It didn't get much attention in the midst of the all-out fight on Capitol Hill over efforts to overhaul the Obama health law, but a Congressional Budget Office report this week again signaled that something odd is going on with tax revenues coming into Uncle Sam so far this year, as they remain well below anticipated levels, leading to a spike in the federal deficit.
The headline on the CBO's regular June budget update was bad enough, as it forecast a $134 billion jump in the deficit in 2017, up to $693 billion, which would be the highest yearly deficit since 2012.
The reason for that forecast was mainly because of something that had been noticed earlier in the year, that tax collections at the federal level are down - the CBO estimates they are $89 billion below what had been expected.
"Surprisingly weak tax collections since then have led the agency to lower its projection of revenues by $89 billion," the CBO reported.
The rest of the deficit increase comes from increases that CBO says are taking place in loan and loan guarantee programs which are already on the books - to the tune of $45 billion.
Why are tax revenues slowing?
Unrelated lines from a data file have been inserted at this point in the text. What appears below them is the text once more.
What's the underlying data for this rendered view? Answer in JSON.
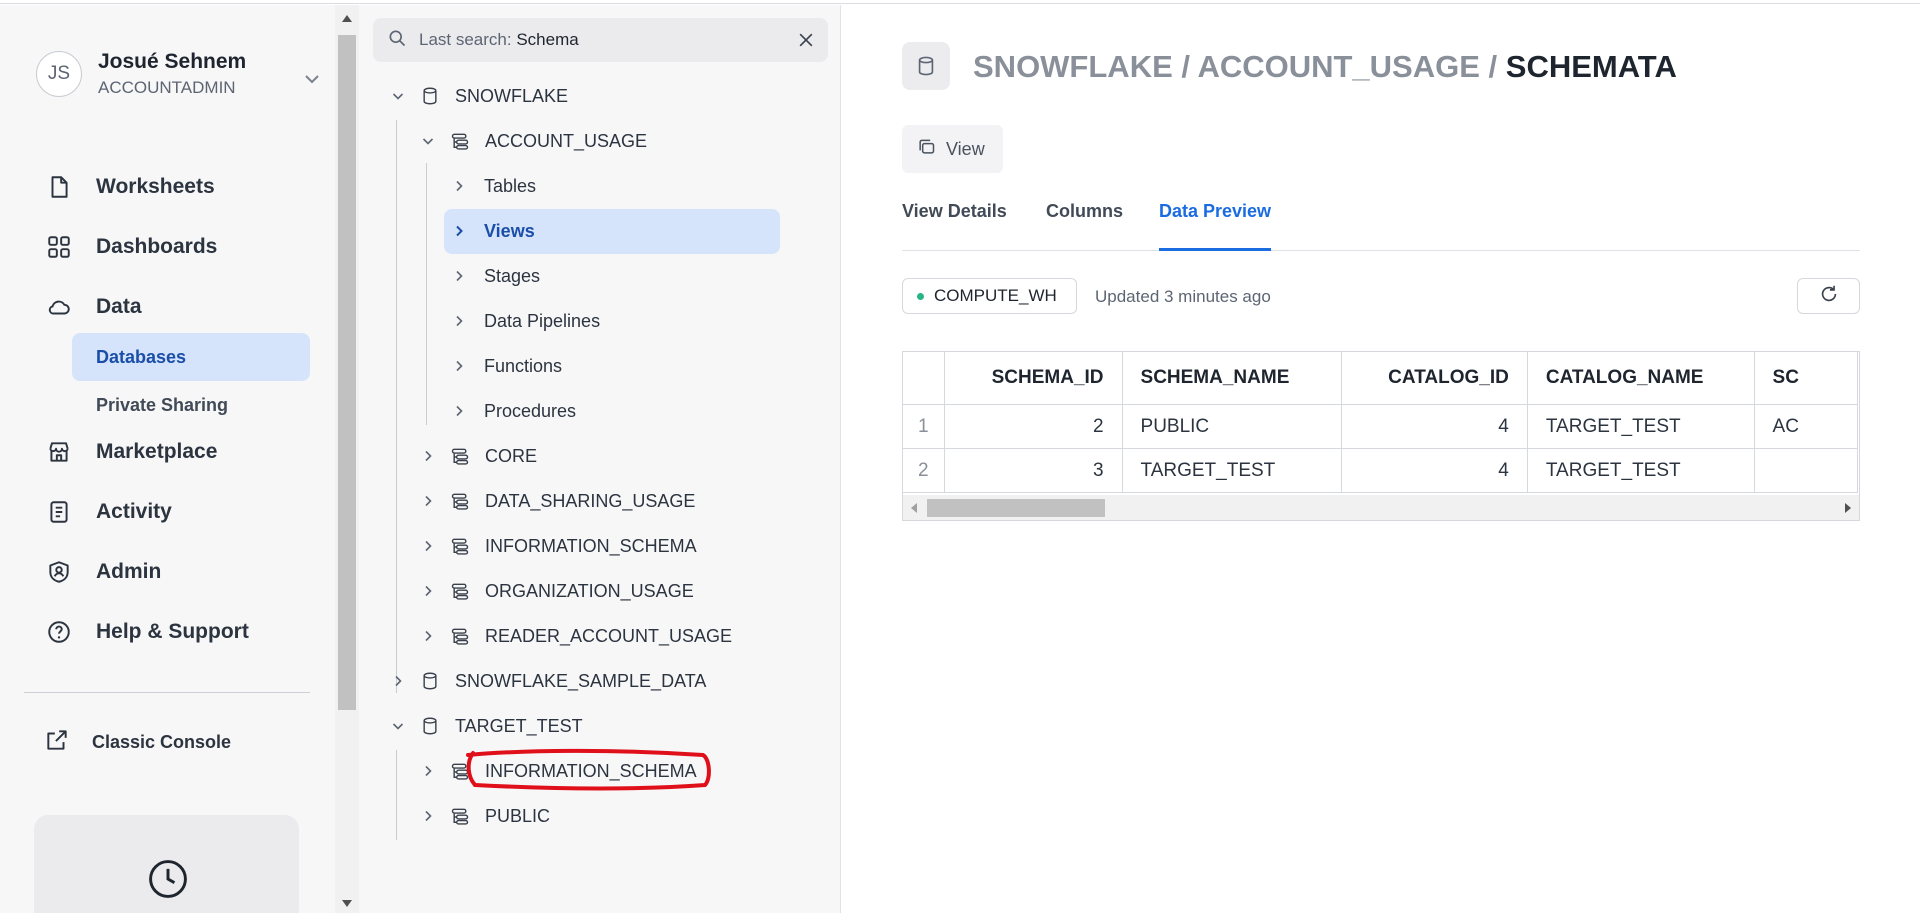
{
  "user": {
    "initials": "JS",
    "name": "Josué Sehnem",
    "role": "ACCOUNTADMIN"
  },
  "nav": {
    "worksheets": "Worksheets",
    "dashboards": "Dashboards",
    "data": "Data",
    "databases": "Databases",
    "private_sharing": "Private Sharing",
    "marketplace": "Marketplace",
    "activity": "Activity",
    "admin": "Admin",
    "help": "Help & Support",
    "classic_console": "Classic Console"
  },
  "search": {
    "prefix": "Last search:",
    "value": "Schema"
  },
  "tree": {
    "snowflake": "SNOWFLAKE",
    "account_usage": "ACCOUNT_USAGE",
    "tables": "Tables",
    "views": "Views",
    "stages": "Stages",
    "data_pipelines": "Data Pipelines",
    "functions": "Functions",
    "procedures": "Procedures",
    "core": "CORE",
    "data_sharing_usage": "DATA_SHARING_USAGE",
    "information_schema": "INFORMATION_SCHEMA",
    "organization_usage": "ORGANIZATION_USAGE",
    "reader_account_usage": "READER_ACCOUNT_USAGE",
    "snowflake_sample_data": "SNOWFLAKE_SAMPLE_DATA",
    "target_test": "TARGET_TEST",
    "tt_information_schema": "INFORMATION_SCHEMA",
    "tt_public": "PUBLIC"
  },
  "header": {
    "crumb_prefix": "SNOWFLAKE / ACCOUNT_USAGE / ",
    "current": "SCHEMATA",
    "type_button": "View"
  },
  "tabs": {
    "details": "View Details",
    "columns": "Columns",
    "preview": "Data Preview"
  },
  "warehouse": {
    "name": "COMPUTE_WH",
    "updated": "Updated 3 minutes ago",
    "status_color": "#28b487"
  },
  "grid": {
    "headers": [
      "SCHEMA_ID",
      "SCHEMA_NAME",
      "CATALOG_ID",
      "CATALOG_NAME",
      "SC"
    ],
    "rows": [
      {
        "n": "1",
        "schema_id": "2",
        "schema_name": "PUBLIC",
        "catalog_id": "4",
        "catalog_name": "TARGET_TEST",
        "extra": "AC"
      },
      {
        "n": "2",
        "schema_id": "3",
        "schema_name": "TARGET_TEST",
        "catalog_id": "4",
        "catalog_name": "TARGET_TEST",
        "extra": ""
      }
    ]
  },
  "colors": {
    "accent": "#1a6ce0",
    "selection": "#d6e4fb",
    "annotation": "#e0101a"
  }
}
The CBO really didn't have an answer, as it projected that revenues from "individual income taxes are expected to fall by 0.2 percentage points of GDP."
Often something like that would be an indicator of a lack of economic growth, but some have argued this may be related to more wealthy taxpayers not making large estimated tax payments, hoping that major tax cuts are approved this year by the Congress. There is no hard evidence to back up that assertion.
As for the level of the deficit, $693 billion would be a big jump from the $585 billion deficit in 2016 - a 23% increase.
Here is what the federal deficit has done in the last 10 years:
2007 - $161 billion
2008 - $459 billion
2009 - $1.413 trillion
2010 - $1.294 trillion
2011 - $1.300 trillion
2012 - $1.087 trillion
2013 - $679 billion
2014 - $485 billion
2015 - $438 billion
2016 - $585 billion
Like 2016, the 2017 deficit seems to be going in the wrong direction.